One in 5 Americans — roughly 45 million adults — smoke,1
and close to 40% are women. Estimates indicate that 1 in 10 pregnant mothers smoke cigarettes, which is a rate far higher than the 1% goal proposed by Healthy People 2010.2
Smoking during pregnancy has been identified as the single most preventable cause of illness and death among mothers and infants.3
This behaviour has been linked to many deleterious effects that put the newborn at increased risk for adverse health outcomes. For example, maternal smoking during pregnancy is dose-dependently associated with low birth weight and reduced growth of the fetal head,4
the harbingers of impaired cognition that could help explain the observed associations between prenatal cigarette smoke exposure (PCSE) and increased risks for attention-deficit hyperactivity disorder, antisocial behaviours and neurocognitive deficits in the offspring (see Neuman and colleagues5
for a list of references). However, the mechanisms underlying such long-term effects in the offspring have been difficult to establish, likely because of the confounding effects of many genetic, epigenetic, developmental and environmental factors, whose combined actions help train these associations.
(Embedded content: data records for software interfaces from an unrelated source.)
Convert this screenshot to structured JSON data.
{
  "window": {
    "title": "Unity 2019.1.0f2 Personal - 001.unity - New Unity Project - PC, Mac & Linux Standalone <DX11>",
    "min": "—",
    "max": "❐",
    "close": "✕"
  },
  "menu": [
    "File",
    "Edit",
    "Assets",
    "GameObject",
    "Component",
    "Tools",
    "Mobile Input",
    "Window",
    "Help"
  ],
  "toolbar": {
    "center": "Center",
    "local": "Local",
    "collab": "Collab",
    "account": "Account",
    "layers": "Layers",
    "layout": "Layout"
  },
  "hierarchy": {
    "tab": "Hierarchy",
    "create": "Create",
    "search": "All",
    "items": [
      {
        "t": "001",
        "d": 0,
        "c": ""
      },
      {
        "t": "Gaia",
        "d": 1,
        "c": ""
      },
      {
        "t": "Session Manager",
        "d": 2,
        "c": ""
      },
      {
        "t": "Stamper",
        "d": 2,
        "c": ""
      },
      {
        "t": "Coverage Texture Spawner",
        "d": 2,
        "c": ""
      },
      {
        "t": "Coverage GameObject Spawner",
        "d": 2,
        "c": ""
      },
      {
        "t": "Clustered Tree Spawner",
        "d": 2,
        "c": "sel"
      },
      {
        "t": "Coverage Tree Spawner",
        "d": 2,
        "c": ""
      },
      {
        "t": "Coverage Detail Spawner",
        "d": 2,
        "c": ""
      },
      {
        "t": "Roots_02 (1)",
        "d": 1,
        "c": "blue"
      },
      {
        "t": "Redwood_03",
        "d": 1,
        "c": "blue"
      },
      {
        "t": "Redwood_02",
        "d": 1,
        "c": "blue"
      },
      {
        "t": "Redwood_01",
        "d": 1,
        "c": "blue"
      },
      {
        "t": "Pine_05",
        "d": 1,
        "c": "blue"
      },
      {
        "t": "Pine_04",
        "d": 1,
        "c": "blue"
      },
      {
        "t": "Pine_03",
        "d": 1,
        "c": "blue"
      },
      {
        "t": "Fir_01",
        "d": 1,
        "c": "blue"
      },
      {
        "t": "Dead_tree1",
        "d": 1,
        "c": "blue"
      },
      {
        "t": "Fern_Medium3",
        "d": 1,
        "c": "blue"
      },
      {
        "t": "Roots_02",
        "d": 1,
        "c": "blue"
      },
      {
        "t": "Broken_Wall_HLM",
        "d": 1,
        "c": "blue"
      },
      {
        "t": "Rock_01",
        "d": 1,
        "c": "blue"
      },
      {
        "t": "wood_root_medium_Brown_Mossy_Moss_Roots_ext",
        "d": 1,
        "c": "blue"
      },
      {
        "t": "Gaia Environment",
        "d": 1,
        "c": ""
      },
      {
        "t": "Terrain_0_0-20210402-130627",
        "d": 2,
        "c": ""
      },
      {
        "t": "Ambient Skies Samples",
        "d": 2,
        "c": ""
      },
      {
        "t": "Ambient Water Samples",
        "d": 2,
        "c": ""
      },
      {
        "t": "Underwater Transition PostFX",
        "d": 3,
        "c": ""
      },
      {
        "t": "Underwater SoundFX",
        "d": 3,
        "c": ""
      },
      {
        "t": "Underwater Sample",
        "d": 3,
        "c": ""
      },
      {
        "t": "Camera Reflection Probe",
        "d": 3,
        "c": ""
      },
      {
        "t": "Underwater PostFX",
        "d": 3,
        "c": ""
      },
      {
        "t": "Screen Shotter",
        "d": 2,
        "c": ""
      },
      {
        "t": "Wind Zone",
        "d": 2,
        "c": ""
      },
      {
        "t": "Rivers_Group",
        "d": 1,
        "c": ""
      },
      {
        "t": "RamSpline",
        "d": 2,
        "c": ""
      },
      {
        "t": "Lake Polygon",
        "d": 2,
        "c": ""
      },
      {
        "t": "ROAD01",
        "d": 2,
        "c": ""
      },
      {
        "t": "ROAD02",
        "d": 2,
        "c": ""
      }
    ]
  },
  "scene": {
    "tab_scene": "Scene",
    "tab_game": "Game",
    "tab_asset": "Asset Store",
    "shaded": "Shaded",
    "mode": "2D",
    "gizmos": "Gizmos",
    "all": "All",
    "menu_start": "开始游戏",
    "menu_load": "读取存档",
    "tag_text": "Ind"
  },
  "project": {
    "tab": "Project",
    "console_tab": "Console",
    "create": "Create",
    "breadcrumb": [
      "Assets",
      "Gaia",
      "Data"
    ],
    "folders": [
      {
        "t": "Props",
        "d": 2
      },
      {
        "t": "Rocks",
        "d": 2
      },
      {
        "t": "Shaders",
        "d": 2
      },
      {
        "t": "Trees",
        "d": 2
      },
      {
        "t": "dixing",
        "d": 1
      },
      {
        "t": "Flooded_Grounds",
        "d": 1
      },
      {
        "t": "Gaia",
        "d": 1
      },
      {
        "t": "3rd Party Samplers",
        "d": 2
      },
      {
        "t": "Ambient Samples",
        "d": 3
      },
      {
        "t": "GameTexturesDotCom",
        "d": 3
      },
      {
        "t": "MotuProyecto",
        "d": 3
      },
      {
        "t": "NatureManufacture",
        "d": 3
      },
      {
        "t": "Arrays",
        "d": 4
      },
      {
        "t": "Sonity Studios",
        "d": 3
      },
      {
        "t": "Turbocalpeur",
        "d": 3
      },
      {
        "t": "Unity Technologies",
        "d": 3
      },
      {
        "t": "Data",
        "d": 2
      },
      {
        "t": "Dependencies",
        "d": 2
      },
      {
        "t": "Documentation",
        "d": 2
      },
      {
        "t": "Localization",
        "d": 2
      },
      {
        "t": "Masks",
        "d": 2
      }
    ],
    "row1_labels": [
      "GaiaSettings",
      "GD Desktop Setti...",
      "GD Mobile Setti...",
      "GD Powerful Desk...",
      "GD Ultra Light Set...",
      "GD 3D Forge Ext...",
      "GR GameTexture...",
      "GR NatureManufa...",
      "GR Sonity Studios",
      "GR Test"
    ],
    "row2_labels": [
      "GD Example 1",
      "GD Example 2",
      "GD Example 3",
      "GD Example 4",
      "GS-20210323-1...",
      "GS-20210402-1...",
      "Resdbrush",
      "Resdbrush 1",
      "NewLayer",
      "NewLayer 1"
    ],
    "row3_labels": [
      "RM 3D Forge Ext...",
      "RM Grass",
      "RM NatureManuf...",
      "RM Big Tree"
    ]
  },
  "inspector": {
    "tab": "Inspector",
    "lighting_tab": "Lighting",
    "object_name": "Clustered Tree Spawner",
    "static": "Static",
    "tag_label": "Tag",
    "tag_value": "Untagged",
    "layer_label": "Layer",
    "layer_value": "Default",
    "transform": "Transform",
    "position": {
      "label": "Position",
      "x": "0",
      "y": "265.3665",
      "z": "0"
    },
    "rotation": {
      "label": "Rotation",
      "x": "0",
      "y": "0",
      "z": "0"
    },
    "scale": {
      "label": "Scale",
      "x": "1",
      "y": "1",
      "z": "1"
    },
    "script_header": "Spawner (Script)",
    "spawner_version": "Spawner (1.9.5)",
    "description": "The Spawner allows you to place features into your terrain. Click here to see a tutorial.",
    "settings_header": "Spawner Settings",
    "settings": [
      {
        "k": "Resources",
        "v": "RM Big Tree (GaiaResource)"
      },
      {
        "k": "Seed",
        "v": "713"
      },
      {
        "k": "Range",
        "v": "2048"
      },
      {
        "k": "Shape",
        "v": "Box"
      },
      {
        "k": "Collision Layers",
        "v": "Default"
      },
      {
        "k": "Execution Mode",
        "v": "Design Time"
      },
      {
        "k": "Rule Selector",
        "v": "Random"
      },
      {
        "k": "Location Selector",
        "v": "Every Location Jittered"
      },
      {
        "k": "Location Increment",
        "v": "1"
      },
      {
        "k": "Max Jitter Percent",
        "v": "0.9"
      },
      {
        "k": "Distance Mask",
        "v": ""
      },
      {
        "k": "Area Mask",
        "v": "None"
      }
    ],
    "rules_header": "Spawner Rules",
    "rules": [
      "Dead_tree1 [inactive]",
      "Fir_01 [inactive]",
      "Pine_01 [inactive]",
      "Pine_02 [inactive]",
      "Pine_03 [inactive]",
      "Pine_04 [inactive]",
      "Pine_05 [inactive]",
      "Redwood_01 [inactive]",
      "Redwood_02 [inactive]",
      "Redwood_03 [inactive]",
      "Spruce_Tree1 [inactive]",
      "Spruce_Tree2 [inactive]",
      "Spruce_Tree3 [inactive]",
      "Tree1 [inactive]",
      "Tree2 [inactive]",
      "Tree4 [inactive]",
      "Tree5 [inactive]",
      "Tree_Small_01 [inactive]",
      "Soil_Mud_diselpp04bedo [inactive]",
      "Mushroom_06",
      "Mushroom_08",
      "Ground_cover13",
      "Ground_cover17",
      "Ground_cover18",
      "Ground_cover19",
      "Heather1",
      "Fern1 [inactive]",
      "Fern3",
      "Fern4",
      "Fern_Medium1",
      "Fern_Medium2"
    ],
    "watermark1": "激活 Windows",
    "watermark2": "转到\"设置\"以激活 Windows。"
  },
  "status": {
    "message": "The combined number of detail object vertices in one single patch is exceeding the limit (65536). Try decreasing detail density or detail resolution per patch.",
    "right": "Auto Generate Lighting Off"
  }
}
Our goal is not to present a comprehensive review of these factors and associations but to focus on the type of disruptive behaviours categorized as conduct disorders.
Conduct disorders encompass a group of aggressive and nonaggressive behavioural and emotional syndromes in children and adolescents who have difficulty following rules and behaving in socially acceptable ways. These disorders affect between 3% and 8% of preadolescent and adolescent boys and are more common in boys than in girls.6
According to some estimates, smoking during early pregnancy may account for up to 25% of externalizing (aggressive) behaviours, which include conduct disorders.6
In the past 15 years, numerous epidemiologic surveys have documented robust links between PCSE and externalizing conduct disorders.7–17
An association with aggressive behaviours was also suggested by a large longitudinal Danish study that found that maternal smoking predicted persistent criminal outcome in male offspring even after correcting for parental characteristics or perinatal complications.18
Collectively, the specificity of these effects and their timing strongly suggest that maternal smoking may contribute to the development of conduct disorders including aggressive behaviours, a hypothesis that is supported by preclinical studies.19
Disturbingly, the association could be self-perpetuating because PCSE appears to be a risk factor for nicotine dependence later in life,20
and a childhood history of conduct disorder may be a risk factor for maternal smoking during pregnancy.21
Indeed, it is possible that a significant overlap exists between the genes that confer vulnerability to conduct disorders and those that modulate smoking behaviours.
The challenging issue is to determine whether exposure to tobacco smoke while in utero can cause antisocial behaviours or whether it merely indicates the presence of other risk factors (e.g., common genetic vulnerabilities, postnatal exposure to cigarette smoke) that modulate or lead to this class of psychiatric disorders in the offspring. Included among these factors are a mother's subsequent smoking habits,22
a mother's history of antisocial behaviour17,23
and depression symptoms17
and the family's socioeconomic status10,17
or loading for alcohol dependence.24
Moreover, in one study correcting for parental depression and antisocial behaviour, general heritable influences and social deprivation virtually obliterated the association between PCSE and conduct disorders.17
Nonetheless, such negative findings do not rule out the contribution of an interaction between a specific gene(s) (not properly represented in the study's cohort), environment (smoke exposures) and development. Indeed, just as cannabis use in adolescence appears to modulate the risk for the later development of schizophreniform symptoms only in those with a specific genetic vulnerability (i.e., carriers of Val allele at the catechol-O
-methyltransferase [COMT] locus),25
it is conceivable, according to the cumulative data, that PCSE may add significantly to the risk of later developing conduct disorders only in carriers of a specific genetic vulnerability, such as the low monoamine oxidase A (MAOA) expressing allele.